- father of the American Navy
It is remarkable how prescient Adams was. He and his fellow revolutionaries framed their disagreements with the British in terms of liberty and the rights of man, but Adams, almost alone, saw beyond the separation with England. He often wrote of an America that would stretch across the whole continent and one that, within the century, would be the most powerful nation on earth. His advocacy for a strong navy weren't grasped by his contemporaries, but many, including Thomas Jefferson, credited Adams's navy as a prime factor in assuring the War of 1812 didn't have even worse consequences on the continent.
Writing in 1819, he felt that the American experiment was imperiled by the "peculiar institution" of slavery and that before too long, the country would erupt in violence. He thought that slaves would be inspired by the American ideal and would violently rise up against their masters. He felt that they would be well within their rights to do so, as he abhorred slavery, but worried that tyranny would spring up in the aftermath.
Adams himself almost presaged our Independence Day celebrations, though the day was off. Since the actual vote for Independence took place on July 2, 1776, he thought that day would be the day long remembered, not the 4th (which was when the final text of the Declaration was approved). From Adams's own letter to his wife Abigail:
The second day of July 1776 will be the most memorable epocha in the history of America. I am apt to believe that it will be celebrated by succeeding generations as the great anniversary festival. It ought to be commemorated as the Day of Deliverance by solemn acts of devotion to God Almighty. It out to be solemnized with pomp and parade, with shows, games, sports, guns, bells, bonfires, and illuminations from one end of this continent to the other from this time forward forever more.David McCullough does a fantastic job bringing Adams and all the players to life. You feel happy when Adams is happy and you feel crushed when he suffers a loss. McCullough is a master storyteller and this book is worthy of the Pulitzer it won.

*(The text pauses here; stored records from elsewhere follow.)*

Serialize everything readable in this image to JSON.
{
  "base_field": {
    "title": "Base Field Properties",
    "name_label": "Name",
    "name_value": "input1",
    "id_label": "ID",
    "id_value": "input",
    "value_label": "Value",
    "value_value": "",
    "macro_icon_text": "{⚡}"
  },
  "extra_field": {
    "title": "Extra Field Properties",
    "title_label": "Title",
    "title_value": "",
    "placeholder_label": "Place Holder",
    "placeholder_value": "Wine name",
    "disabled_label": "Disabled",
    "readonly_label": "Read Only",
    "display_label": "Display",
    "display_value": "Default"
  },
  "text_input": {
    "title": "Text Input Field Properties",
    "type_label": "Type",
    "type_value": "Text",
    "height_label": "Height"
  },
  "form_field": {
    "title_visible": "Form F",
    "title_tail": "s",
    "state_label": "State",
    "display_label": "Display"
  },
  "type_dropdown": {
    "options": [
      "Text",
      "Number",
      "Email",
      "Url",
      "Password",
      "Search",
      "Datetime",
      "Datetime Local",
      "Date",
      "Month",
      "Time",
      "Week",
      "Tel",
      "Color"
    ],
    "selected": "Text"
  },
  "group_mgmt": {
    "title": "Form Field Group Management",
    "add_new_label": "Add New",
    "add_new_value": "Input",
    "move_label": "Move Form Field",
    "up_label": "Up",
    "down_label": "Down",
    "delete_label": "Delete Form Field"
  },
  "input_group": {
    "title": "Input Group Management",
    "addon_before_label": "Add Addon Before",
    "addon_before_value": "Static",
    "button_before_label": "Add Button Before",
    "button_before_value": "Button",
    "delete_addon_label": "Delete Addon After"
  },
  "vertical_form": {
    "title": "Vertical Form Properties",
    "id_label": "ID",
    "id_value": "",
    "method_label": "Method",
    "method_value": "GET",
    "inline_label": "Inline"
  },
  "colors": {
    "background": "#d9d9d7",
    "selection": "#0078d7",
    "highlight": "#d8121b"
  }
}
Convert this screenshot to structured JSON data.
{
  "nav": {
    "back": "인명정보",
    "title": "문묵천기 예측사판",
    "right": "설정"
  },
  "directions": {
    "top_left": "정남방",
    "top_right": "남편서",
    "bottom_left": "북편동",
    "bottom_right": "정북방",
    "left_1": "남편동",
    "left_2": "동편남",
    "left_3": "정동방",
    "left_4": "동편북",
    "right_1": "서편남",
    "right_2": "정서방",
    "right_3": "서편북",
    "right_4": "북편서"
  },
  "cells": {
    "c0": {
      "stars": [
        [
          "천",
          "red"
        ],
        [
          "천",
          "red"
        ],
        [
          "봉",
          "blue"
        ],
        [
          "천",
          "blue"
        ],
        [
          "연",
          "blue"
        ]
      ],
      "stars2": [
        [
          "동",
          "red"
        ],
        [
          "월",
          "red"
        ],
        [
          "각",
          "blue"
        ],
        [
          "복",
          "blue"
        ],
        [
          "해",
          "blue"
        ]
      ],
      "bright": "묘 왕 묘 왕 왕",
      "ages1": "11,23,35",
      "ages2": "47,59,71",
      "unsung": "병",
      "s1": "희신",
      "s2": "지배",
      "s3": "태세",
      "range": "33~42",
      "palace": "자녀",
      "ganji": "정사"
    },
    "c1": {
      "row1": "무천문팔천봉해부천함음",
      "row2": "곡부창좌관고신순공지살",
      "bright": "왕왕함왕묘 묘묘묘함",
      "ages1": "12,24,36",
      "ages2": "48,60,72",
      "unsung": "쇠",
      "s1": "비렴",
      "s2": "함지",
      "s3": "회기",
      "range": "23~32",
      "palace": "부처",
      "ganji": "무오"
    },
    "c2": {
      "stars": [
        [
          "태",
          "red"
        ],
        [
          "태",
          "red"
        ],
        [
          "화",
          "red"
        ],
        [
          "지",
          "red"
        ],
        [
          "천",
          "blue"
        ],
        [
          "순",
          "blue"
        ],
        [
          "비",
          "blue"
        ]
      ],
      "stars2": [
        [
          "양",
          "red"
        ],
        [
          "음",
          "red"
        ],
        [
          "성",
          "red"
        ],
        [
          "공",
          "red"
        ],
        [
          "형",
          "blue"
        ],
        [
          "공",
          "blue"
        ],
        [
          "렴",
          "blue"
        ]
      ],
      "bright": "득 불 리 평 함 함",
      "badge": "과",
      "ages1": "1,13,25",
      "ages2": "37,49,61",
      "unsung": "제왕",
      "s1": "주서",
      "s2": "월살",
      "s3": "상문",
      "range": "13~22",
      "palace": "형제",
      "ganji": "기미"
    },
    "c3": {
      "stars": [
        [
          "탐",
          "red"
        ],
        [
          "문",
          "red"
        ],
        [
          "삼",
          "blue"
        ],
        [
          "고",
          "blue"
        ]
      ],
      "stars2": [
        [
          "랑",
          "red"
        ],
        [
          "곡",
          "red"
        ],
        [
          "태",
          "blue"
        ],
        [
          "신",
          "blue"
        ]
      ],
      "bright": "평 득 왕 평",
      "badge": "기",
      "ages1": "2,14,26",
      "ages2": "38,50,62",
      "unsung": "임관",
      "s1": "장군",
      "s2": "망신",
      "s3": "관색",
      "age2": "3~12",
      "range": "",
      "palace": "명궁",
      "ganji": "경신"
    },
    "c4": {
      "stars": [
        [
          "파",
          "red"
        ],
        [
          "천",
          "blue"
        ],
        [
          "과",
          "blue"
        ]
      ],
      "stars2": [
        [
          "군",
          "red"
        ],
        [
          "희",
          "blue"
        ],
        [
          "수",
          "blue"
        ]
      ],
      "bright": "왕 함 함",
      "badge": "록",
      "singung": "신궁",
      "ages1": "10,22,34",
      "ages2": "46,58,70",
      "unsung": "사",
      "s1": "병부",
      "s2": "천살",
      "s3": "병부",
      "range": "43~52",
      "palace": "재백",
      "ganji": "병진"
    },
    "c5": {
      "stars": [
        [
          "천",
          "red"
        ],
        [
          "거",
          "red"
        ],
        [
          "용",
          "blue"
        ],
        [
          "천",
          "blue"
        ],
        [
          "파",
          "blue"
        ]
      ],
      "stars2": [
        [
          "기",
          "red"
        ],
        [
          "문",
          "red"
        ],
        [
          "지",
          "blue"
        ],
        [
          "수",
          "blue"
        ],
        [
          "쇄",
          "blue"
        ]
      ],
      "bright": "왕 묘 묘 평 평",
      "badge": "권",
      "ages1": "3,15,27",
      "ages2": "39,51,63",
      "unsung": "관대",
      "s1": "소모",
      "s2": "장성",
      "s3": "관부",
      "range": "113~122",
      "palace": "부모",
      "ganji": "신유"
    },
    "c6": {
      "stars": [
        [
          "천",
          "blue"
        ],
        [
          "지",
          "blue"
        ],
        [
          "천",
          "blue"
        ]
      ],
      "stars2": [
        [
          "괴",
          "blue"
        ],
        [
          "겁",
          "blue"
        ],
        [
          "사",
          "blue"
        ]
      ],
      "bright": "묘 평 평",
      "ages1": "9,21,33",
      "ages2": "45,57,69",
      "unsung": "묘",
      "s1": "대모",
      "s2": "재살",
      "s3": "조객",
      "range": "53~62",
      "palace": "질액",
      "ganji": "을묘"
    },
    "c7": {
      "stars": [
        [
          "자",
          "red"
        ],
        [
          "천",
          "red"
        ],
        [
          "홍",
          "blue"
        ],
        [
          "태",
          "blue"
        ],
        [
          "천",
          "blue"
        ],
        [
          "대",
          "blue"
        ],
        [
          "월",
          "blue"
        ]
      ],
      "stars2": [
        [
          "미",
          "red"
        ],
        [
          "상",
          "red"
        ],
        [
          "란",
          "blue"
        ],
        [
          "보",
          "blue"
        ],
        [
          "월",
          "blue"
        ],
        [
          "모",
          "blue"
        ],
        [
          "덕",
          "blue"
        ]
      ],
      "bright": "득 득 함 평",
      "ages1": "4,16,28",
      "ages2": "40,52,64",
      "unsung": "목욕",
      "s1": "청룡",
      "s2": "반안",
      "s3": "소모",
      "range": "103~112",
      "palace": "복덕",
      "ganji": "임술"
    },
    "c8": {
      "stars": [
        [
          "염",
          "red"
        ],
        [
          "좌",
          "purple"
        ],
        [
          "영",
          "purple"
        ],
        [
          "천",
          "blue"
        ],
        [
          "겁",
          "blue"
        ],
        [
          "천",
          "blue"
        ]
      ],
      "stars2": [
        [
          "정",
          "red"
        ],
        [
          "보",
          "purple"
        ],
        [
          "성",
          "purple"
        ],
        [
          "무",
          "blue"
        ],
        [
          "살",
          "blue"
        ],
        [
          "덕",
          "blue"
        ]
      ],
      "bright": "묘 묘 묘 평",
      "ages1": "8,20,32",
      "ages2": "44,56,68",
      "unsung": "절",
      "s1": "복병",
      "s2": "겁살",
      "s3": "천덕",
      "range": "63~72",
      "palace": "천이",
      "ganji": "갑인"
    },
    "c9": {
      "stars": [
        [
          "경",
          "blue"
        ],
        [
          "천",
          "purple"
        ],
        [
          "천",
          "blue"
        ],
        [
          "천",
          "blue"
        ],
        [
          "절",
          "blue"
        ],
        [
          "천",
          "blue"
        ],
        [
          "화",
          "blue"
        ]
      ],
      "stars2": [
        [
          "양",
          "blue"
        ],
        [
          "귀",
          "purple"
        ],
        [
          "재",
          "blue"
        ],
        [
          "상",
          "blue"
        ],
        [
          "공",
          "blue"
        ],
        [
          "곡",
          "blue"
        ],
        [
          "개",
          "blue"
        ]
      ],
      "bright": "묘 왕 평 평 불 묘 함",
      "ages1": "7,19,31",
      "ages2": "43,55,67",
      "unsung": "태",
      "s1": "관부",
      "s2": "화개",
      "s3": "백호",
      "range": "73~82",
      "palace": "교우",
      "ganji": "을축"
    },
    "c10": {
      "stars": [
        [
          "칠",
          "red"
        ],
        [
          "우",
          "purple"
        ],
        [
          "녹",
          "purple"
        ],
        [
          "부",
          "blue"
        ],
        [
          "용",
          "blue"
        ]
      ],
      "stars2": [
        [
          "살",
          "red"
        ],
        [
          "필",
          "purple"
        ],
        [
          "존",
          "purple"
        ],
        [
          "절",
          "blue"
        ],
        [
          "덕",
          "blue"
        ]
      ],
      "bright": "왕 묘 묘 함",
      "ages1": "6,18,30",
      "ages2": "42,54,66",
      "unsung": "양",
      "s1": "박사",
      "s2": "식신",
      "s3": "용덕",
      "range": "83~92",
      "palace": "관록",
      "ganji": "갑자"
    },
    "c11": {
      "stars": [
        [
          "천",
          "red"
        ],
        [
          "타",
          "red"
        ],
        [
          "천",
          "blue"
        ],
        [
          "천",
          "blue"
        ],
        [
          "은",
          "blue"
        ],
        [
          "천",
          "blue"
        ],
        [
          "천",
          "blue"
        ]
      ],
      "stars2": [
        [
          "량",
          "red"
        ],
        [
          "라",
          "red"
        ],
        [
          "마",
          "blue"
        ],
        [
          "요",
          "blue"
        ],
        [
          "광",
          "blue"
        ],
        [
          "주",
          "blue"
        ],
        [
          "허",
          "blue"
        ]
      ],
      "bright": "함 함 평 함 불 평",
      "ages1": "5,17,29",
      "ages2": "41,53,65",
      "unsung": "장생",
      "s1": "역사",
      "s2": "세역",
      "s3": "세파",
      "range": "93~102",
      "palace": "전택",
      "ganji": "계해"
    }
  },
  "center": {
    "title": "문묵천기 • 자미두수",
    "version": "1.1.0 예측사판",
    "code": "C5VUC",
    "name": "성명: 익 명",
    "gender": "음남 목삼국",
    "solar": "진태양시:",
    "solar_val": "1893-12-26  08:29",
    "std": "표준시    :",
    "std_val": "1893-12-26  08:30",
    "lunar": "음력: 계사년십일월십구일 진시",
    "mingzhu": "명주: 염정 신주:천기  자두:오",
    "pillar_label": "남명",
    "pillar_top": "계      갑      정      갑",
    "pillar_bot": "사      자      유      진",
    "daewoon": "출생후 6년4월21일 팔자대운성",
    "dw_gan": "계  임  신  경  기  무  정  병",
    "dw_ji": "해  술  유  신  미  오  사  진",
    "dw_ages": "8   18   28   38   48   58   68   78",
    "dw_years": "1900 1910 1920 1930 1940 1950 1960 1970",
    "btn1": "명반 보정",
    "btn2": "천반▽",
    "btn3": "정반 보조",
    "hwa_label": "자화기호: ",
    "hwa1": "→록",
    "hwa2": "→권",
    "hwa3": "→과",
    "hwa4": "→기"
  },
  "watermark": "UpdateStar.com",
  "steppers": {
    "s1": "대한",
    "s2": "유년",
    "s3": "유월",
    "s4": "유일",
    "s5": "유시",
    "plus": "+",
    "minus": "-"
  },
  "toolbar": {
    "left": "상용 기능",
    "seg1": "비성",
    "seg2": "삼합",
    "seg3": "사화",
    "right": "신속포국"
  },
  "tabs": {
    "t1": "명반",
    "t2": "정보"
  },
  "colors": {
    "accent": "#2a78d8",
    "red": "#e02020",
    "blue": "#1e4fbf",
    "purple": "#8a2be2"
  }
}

Highly recommended for both students of history and people who just like a good story.